September 23, 1996, Monday, Late Edition - Final
(New Jersey)


NEW JERSEY DAILY BRIEFING;
Birds Imperiled by Pollutants


BYLINE:  By ANDY NEWMAN  

SECTION: Section B;   Page 1;   Column 1;   Metropolitan Desk  

LENGTH: 151 words



Many seabirds off the New Jersey coast have so much lead and mercury in their bodies that their chances for survival are threatened, according to a Rutgers University study reported by The Associated Press yesterday.

Joanna Burger, a Rutgers ecologist who has studied birds in Barnegat Bay for 20 years, has found mercury in the feathers of black skimmers in the bay at more than five times the concentration known to affect reproduction. She also found snowy egret eggs containing more than twice the amount of mercury known to affect reproduction.



Lead and mercury levels dropped in the area's seabirds in the 1970's, but rose again in the late 1980's, Professor Burger said.
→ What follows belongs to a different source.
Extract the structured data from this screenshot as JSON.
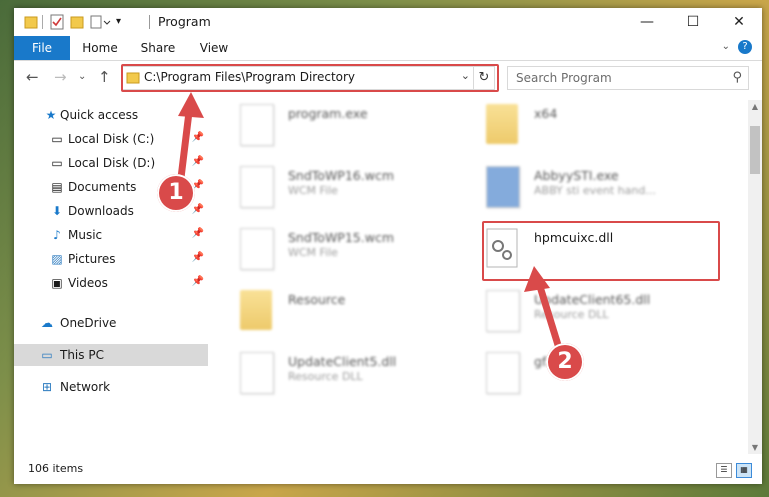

Possible causes of contamination include dredging that stirs up pollutants in muck; pollution in South America, where birds migrate; lead-based paint on bridges, and lapses in environmental law enforcement, she said.

COUNTRY:  UNITED STATES (92%); SOUTH AMERICA (65%); 

STATE:  NEW JERSEY, USA (92%); 

COMPANY: RUTGERS, THE STATE UNIVERSITY  ASSOCIATED PRESS (72%);   RUTGERS UNIVERSITY  (93%); RUTGERS UNIVERSITY (93%); 

ORGANIZATION: RUTGERS, THE STATE UNIVERSITY  RUTGERS UNIVERSITY  (93%); RUTGERS UNIVERSITY (93%); 

GEOGRAPHIC: NEW JERSEY;   UNITED STATES (92%); SOUTH AMERICA (65%);   NEW JERSEY, USA (92%); 

SUBJECT: BIRDS; LEAD; MERCURY (METAL); WATER POLLUTION  BIRDS (90%); WATER POLLUTION (90%); COASTAL AREAS (90%); LEAD (88%); ECOLOGY & ENVIRONMENTAL SCIENCE (88%); COLLEGES & UNIVERSITIES (88%); RESEARCH REPORTS (88%); HEAVY METALS & TOXIC MINERALS (88%); LEAD PAINT (73%); ENVIRONMENTAL LAW (66%); 

PERSON: NEWMAN, ANDY  JOANNA BURGER (75%); 

LOAD-DATE: September 23, 1996

LANGUAGE: ENGLISH 


Copyright 1996 The New York Times Company